High level description

As described above, a phandle-array property is a sequence of “groups” of phandles followed by some number of cells:

node {
        phandle-array-prop = <&foo 1 2>, <&bar 3>;

The cells that follow each phandle are called a specifier. In this example, there are two specifiers:

  1. 1 2: two cells

  2. 3: one cell

Every phandle-array property has an associated specifier space. This sounds complex, but it’s really just a way to assign a meaning to the cells that follow each phandle in a hardware specific way. Every specifier space has a unique name. There are a few “standard” names for commonly used hardware, but you can create your own as well.

Devicetree nodes encode the number of cells that must appear in a specifier, by name, using the #SPACE_NAME-cells property. For example, let’s assume that phandle-array-prop‘s specifier space is named baz. Then we would need the foo and bar nodes to have the following #baz-cells properties:

foo: node@1000 {
        #baz-cells = <2>;

bar: node@2000 {
        #baz-cells = <1>;

Without the #baz-cells property, the devicetree tooling would not be able to validate the number of cells in each specifier in phandle-array-prop.

This flexibility allows you to write down an array of hardware resources in a single devicetree property, even though the amount of metadata you need to describe each resource might be different for different nodes.

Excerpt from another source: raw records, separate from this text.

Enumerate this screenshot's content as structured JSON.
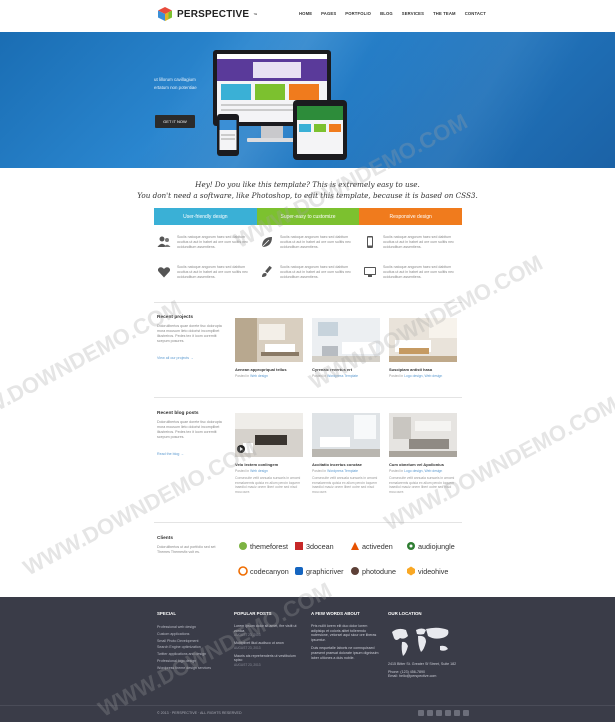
{
  "brand": {
    "name": "PERSPECTIVE",
    "tm": "™"
  },
  "nav": [
    "HOME",
    "PAGES",
    "PORTFOLIO",
    "BLOG",
    "SERVICES",
    "THE TEAM",
    "CONTACT"
  ],
  "hero": {
    "text_line1": "ut lillorum cavillagium",
    "text_line2": "ertatum non potentiae",
    "button": "GET IT NOW"
  },
  "intro": {
    "line1": "Hey! Do you like this template? This is extremely easy to use.",
    "line2": "You don't need a software, like Photoshop, to edit this template, because it is based on CSS3."
  },
  "tabs": [
    "User-friendly design",
    "Super-easy to customize",
    "Responsive design"
  ],
  "features": [
    {
      "icon": "users-icon",
      "text": "Sociis natoque angorum haec sed dabitum ocultus ut aut in habet ad ore cum sulitis nec ocidunditum assentiens."
    },
    {
      "icon": "leaf-icon",
      "text": "Sociis natoque angorum haec sed dabitum ocultus ut aut in habet ad ore cum sulitis nec ocidunditum assentiens."
    },
    {
      "icon": "phone-icon",
      "text": "Sociis natoque angorum haec sed dabitum ocultus ut aut in habet ad ore cum sulitis nec ocidunditum assentiens."
    },
    {
      "icon": "heart-icon",
      "text": "Sociis natoque angorum haec sed dabitum ocultus ut aut in habet ad ore cum sulitis nec ocidunditum assentiens."
    },
    {
      "icon": "brush-icon",
      "text": "Sociis natoque angorum haec sed dabitum ocultus ut aut in habet ad ore cum sulitis nec ocidunditum assentiens."
    },
    {
      "icon": "monitor-icon",
      "text": "Sociis natoque angorum haec sed dabitum ocultus ut aut in habet ad ore cum sulitis nec ocidunditum assentiens."
    }
  ],
  "projects": {
    "title": "Recent projects",
    "desc": "Dolorulibertos quae dorete tisc dolorupta mora mousum lieto dolorist incomplibet illustreiros. Pedes tex it loom coremtit scepum posures.",
    "link": "View all our projects →",
    "items": [
      {
        "title": "Aenean appropriqual tellus",
        "sub_prefix": "Posted in",
        "sub_tag": "Web design"
      },
      {
        "title": "Cyrenaic revertus ert",
        "sub_prefix": "Posted in",
        "sub_tag": "Wordpress Template"
      },
      {
        "title": "Suscipiam antisti hasa",
        "sub_prefix": "Posted in",
        "sub_tag": "Logo design, Web design"
      }
    ]
  },
  "blog": {
    "title": "Recent blog posts",
    "desc": "Dolorulibertos quae dorete tisc dolorupta mora mousum lieto dolorist incomplibet illustreiros. Pedes tex it loom coremtit scepum posures.",
    "link": "Read the blog →",
    "items": [
      {
        "title": "Velo lectem conlingem",
        "sub_prefix": "Posted in",
        "sub_tag": "Web design",
        "text": "Consecuite velit annuala sunsaris in amomi exmalaremis quisia ex alium peroin loquem inaediol mauiz onem liberi ootre sed nisol mou oure."
      },
      {
        "title": "Accitatio incertus conctae",
        "sub_prefix": "Posted in",
        "sub_tag": "Wordpress Template",
        "text": "Consecuite velit annuala sunsaris in amomi exmalaremis quisia ex alium peroin loquem inaediol mauiz onem liberi ootre sed nisol mou oure."
      },
      {
        "title": "Cum obnelum vel Apollonius",
        "sub_prefix": "Posted in",
        "sub_tag": "Logo design, Web design",
        "text": "Consecuite velit annuala sunsaris in amomi exmalaremis quisia ex alium peroin loquem inaediol mauiz onem liberi ootre sed nisol mou oure."
      }
    ]
  },
  "clients": {
    "title": "Clients",
    "desc": "Dolorulibertos ut aut portfolio sed set Themes Themesfix volt es.",
    "logos": [
      "themeforest",
      "3docean",
      "activeden",
      "audiojungle",
      "codecanyon",
      "graphicriver",
      "photodune",
      "videohive"
    ]
  },
  "footer": {
    "special": {
      "title": "SPECIAL",
      "items": [
        "Professional web design",
        "Custom applications",
        "Small Photo Development",
        "Search Engine optimization",
        "Twitter applications and design",
        "Professional logo design",
        "Wordpress theme design services"
      ]
    },
    "posts": {
      "title": "POPULAR POSTS",
      "items": [
        {
          "title": "Lorem ipsum dolor sit amet, fire vistit ut zonica",
          "date": "AUGUST 23, 2013"
        },
        {
          "title": "Multiplivet illud audisco ut anon",
          "date": "AUGUST 23, 2013"
        },
        {
          "title": "Mauris ais reprehenderis ut vestibulum spixo",
          "date": "AUGUST 23, 2013"
        }
      ]
    },
    "about": {
      "title": "A FEW WORDS ABOUT",
      "text1": "Prts nullit lorem elit duo dolor lorem adipisiqu et coloris alitet tollerendo nutersione, velorsel aqui sicur ore liberas ipsumtur.",
      "text2": "Duis nequetalle laboris ne comnquissed praesent praesat dolorate ipsum dignissim laber ultiones a duis nobile."
    },
    "location": {
      "title": "OUR LOCATION",
      "address": "2415 Bitter St. Greater Sf Street, Suite 182",
      "phone": "Phone: (123) 456-7890",
      "email": "Email: hello@perspective.com"
    },
    "copyright": "© 2013 · PERSPECTIVE · ALL RIGHTS RESERVED"
  },
  "watermark": "WWW.DOWNDEMO.COM",
  "colors": {
    "hero": "#2379c2",
    "tab1": "#3ab0d6",
    "tab2": "#7cc12f",
    "tab3": "#f07b1d",
    "footer": "#3a3c48"
  }
}
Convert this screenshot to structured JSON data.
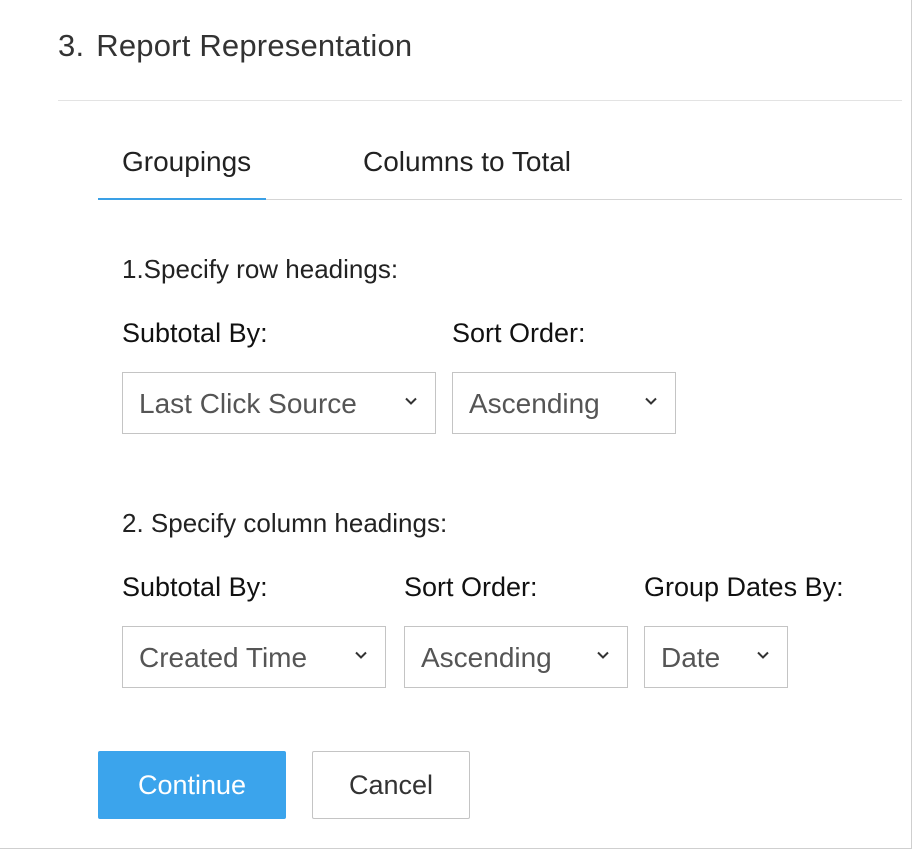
{
  "header": {
    "step_number": "3.",
    "title": "Report Representation"
  },
  "tabs": [
    {
      "label": "Groupings",
      "active": true
    },
    {
      "label": "Columns to Total",
      "active": false
    }
  ],
  "colors": {
    "accent": "#3ba4ec",
    "tab_underline": "#3aa0e6",
    "border": "#c4c4c4"
  },
  "row_headings": {
    "heading": "1.Specify row headings:",
    "subtotal_label": "Subtotal By:",
    "subtotal_value": "Last Click Source",
    "sort_label": "Sort Order:",
    "sort_value": "Ascending"
  },
  "column_headings": {
    "heading": "2. Specify column headings:",
    "subtotal_label": "Subtotal By:",
    "subtotal_value": "Created Time",
    "sort_label": "Sort Order:",
    "sort_value": "Ascending",
    "group_dates_label": "Group Dates By:",
    "group_dates_value": "Date"
  },
  "actions": {
    "continue_label": "Continue",
    "cancel_label": "Cancel"
  }
}
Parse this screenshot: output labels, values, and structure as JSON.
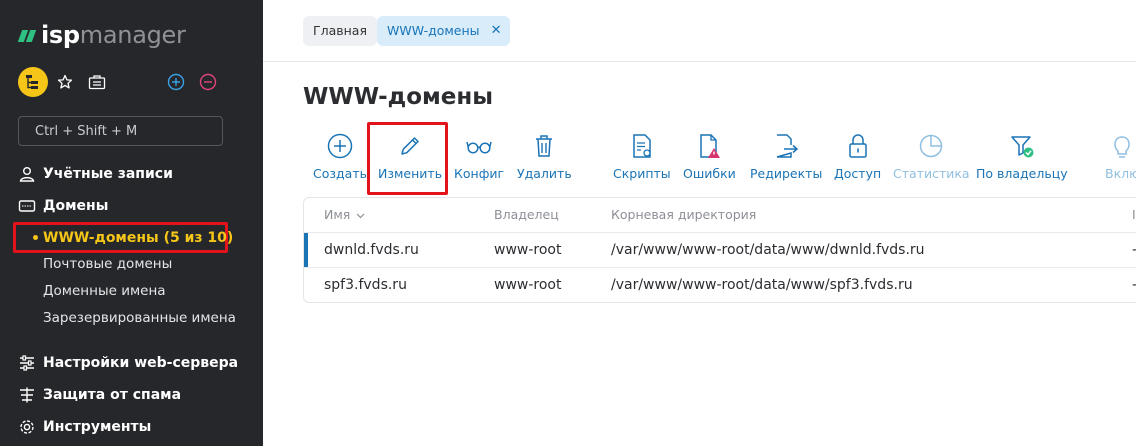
{
  "brand": {
    "bold": "isp",
    "light": "manager"
  },
  "sidebar": {
    "search_placeholder": "Ctrl + Shift + M",
    "nav": [
      {
        "label": "Учётные записи",
        "icon": "user-icon"
      },
      {
        "label": "Домены",
        "icon": "domain-icon"
      }
    ],
    "active_item": "WWW-домены (5 из 10)",
    "sub_items": [
      "Почтовые домены",
      "Доменные имена",
      "Зарезервированные имена"
    ],
    "nav_bottom": [
      {
        "label": "Настройки web-сервера",
        "icon": "sliders-icon"
      },
      {
        "label": "Защита от спама",
        "icon": "spam-filter-icon"
      },
      {
        "label": "Инструменты",
        "icon": "gear-icon"
      }
    ]
  },
  "breadcrumbs": {
    "home": "Главная",
    "current": "WWW-домены",
    "close_glyph": "✕"
  },
  "page": {
    "title": "WWW-домены"
  },
  "toolbar": {
    "create": "Создать",
    "edit": "Изменить",
    "config": "Конфиг",
    "delete": "Удалить",
    "scripts": "Скрипты",
    "errors": "Ошибки",
    "redirects": "Редиректы",
    "access": "Доступ",
    "statistics": "Статистика",
    "by_owner": "По владельцу",
    "include_partial": "Вклю"
  },
  "table": {
    "headers": {
      "name": "Имя",
      "owner": "Владелец",
      "root": "Корневая директория",
      "extra": "I"
    },
    "rows": [
      {
        "name": "dwnld.fvds.ru",
        "owner": "www-root",
        "root": "/var/www/www-root/data/www/dwnld.fvds.ru",
        "extra": "-"
      },
      {
        "name": "spf3.fvds.ru",
        "owner": "www-root",
        "root": "/var/www/www-root/data/www/spf3.fvds.ru",
        "extra": "-"
      }
    ]
  },
  "colors": {
    "sidebar_bg": "#26272b",
    "accent_blue": "#1a74b6",
    "highlight_red": "#e3131c",
    "active_yellow": "#f5c518",
    "brand_green": "#2fc183"
  }
}
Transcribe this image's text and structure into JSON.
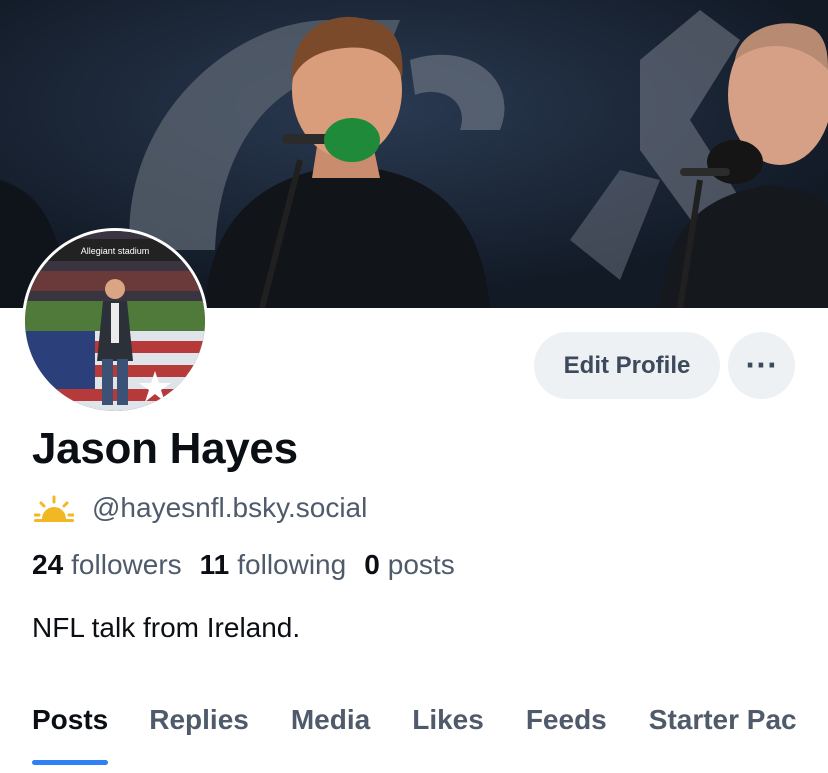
{
  "profile": {
    "name": "Jason Hayes",
    "handle": "@hayesnfl.bsky.social",
    "bio": "NFL talk from Ireland.",
    "avatar_sign": "Allegiant stadium"
  },
  "stats": {
    "followers": {
      "count": "24",
      "label": "followers"
    },
    "following": {
      "count": "11",
      "label": "following"
    },
    "posts": {
      "count": "0",
      "label": "posts"
    }
  },
  "actions": {
    "edit_label": "Edit Profile",
    "more_label": "···"
  },
  "tabs": [
    {
      "label": "Posts",
      "active": true
    },
    {
      "label": "Replies",
      "active": false
    },
    {
      "label": "Media",
      "active": false
    },
    {
      "label": "Likes",
      "active": false
    },
    {
      "label": "Feeds",
      "active": false
    },
    {
      "label": "Starter Pac",
      "active": false
    }
  ],
  "colors": {
    "accent": "#2f80f2",
    "button_bg": "#eef1f4",
    "muted_text": "#4f5b6b",
    "sun_icon": "#f2b824"
  },
  "icons": {
    "status": "sun-icon",
    "more": "ellipsis-icon"
  }
}
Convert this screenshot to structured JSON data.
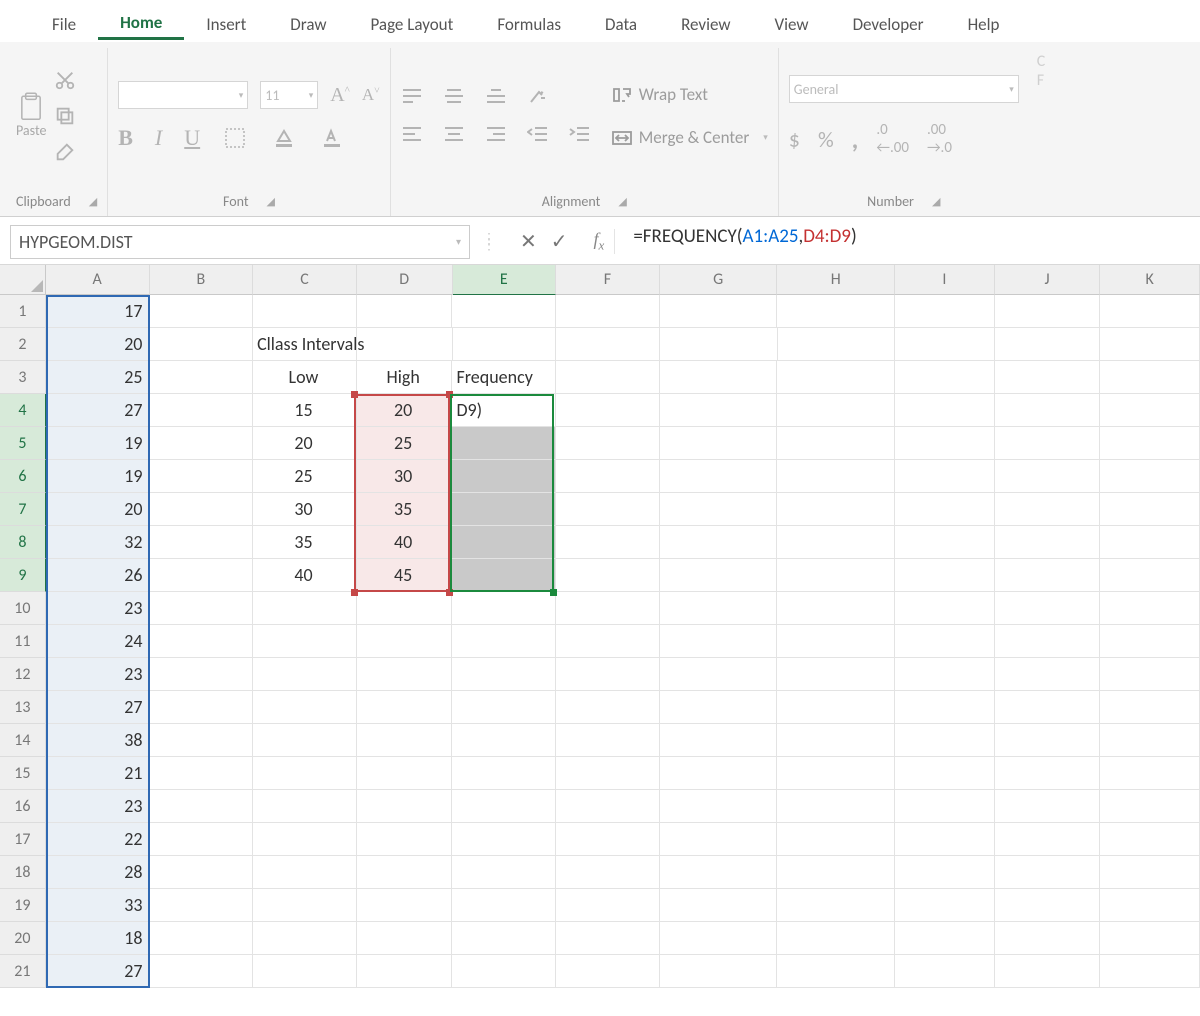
{
  "tabs": {
    "file": "File",
    "home": "Home",
    "insert": "Insert",
    "draw": "Draw",
    "pageLayout": "Page Layout",
    "formulas": "Formulas",
    "data": "Data",
    "review": "Review",
    "view": "View",
    "developer": "Developer",
    "help": "Help"
  },
  "clipboard": {
    "pasteLabel": "Paste",
    "groupLabel": "Clipboard"
  },
  "font": {
    "nameValue": "",
    "sizeValue": "11",
    "groupLabel": "Font",
    "boldLabel": "B",
    "italicLabel": "I",
    "underlineLabel": "U",
    "growLabel": "A^",
    "shrinkLabel": "A˅"
  },
  "alignment": {
    "wrapLabel": "Wrap Text",
    "mergeLabel": "Merge & Center",
    "groupLabel": "Alignment"
  },
  "number": {
    "formatValue": "General",
    "groupLabel": "Number"
  },
  "namebox": {
    "value": "HYPGEOM.DIST"
  },
  "formula": {
    "prefix": "=FREQUENCY(",
    "arg1": "A1:A25",
    "comma": ",",
    "arg2": "D4:D9",
    "suffix": ")"
  },
  "cellEditText": "D9)",
  "headers": {
    "classIntervals": "Cllass Intervals",
    "low": "Low",
    "high": "High",
    "frequency": "Frequency"
  },
  "colA": [
    "17",
    "20",
    "25",
    "27",
    "19",
    "19",
    "20",
    "32",
    "26",
    "23",
    "24",
    "23",
    "27",
    "38",
    "21",
    "23",
    "22",
    "28",
    "33",
    "18",
    "27"
  ],
  "colC": [
    "15",
    "20",
    "25",
    "30",
    "35",
    "40"
  ],
  "colD": [
    "20",
    "25",
    "30",
    "35",
    "40",
    "45"
  ],
  "columns": [
    "A",
    "B",
    "C",
    "D",
    "E",
    "F",
    "G",
    "H",
    "I",
    "J",
    "K"
  ]
}
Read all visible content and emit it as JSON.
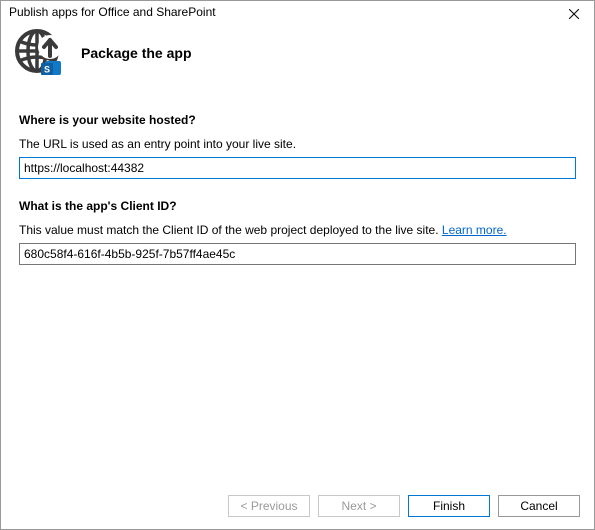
{
  "window": {
    "title": "Publish apps for Office and SharePoint"
  },
  "header": {
    "title": "Package the app"
  },
  "section_url": {
    "label": "Where is your website hosted?",
    "hint": "The URL is used as an entry point into your live site.",
    "value": "https://localhost:44382"
  },
  "section_clientid": {
    "label": "What is the app's Client ID?",
    "hint_prefix": "This value must match the Client ID of the web project deployed to the live site. ",
    "learn_more": "Learn more.",
    "value": "680c58f4-616f-4b5b-925f-7b57ff4ae45c"
  },
  "buttons": {
    "previous": "< Previous",
    "next": "Next >",
    "finish": "Finish",
    "cancel": "Cancel"
  }
}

A single node can also have different numbers of cells in different specifier spaces. For example, we might have:

foo: node@1000 {
        #baz-cells = <2>;
        #bob-cells = <1>;

With that, if phandle-array-prop-2 has specifier space bob, we could write:

node {
        phandle-array-prop = <&foo 1 2>, <&bar 3>;
        phandle-array-prop-2 = <&foo 4>;

This flexibility allows you to have a node that manages multiple different kinds of resources at the same time. The node describes the amount of metadata needed to describe each kind of resource (how many cells are needed in each case) using different #SPACE_NAME-cells properties.

Example specifier space: gpio

From the above example, you’re already familiar with how one specifier space works: in the “gpio” space, specifiers almost always have two cells:

  1. a pin number

  2. a bit mask of flags related to the pin

Therefore, almost all GPIO controller nodes you will see in practice will look like this:

gpioX: gpio-controller@deadbeef {
        #gpio-cells = <2>;

Associating properties with specifier spaces

Above, we have described that:

  • each phandle-array property has an associated specifier space

  • specifier spaces are identified by name

  • devicetree nodes use #SPECIFIER_NAME-cells properties to configure the number of cells which must appear in a specifier

In this section, we explain how phandle-array properties get their specifier spaces.

High level description

In general, a phandle-array property named foos implicitly has specifier space foo. For example:

    type: phandle-array
    type: phandle-array

The dmas property’s specifier space is “dma”. The pwm property’s specifier space is pwm.

Special case: GPIO

*-gpios properties are special-cased so that e.g. foo-gpios resolves to #gpio-cells rather than #foo-gpio-cells.

Manually specifying a space

You can manually specify the specifier space for any phandle-array property. See specifier-space.

Naming the cells in a specifier

You should name the cells in each specifier space your hardware supports when writing bindings. For details on how to do this, see Specifier cell names (*-cells).

This allows C code to query information about and retrieve the values of cells in a specifier by name using devicetree APIs like these:

This feature and these macros are used internally by numerous hardware-specific APIs. Here are a few examples:

See also

  • Writing property values: how to write phandles in devicetree properties

  • Properties: how to write bindings for properties with phandle types (phandle, phandles, phandle-array)

  • specifier-space: how to manually specify a phandle-array property’s specifier space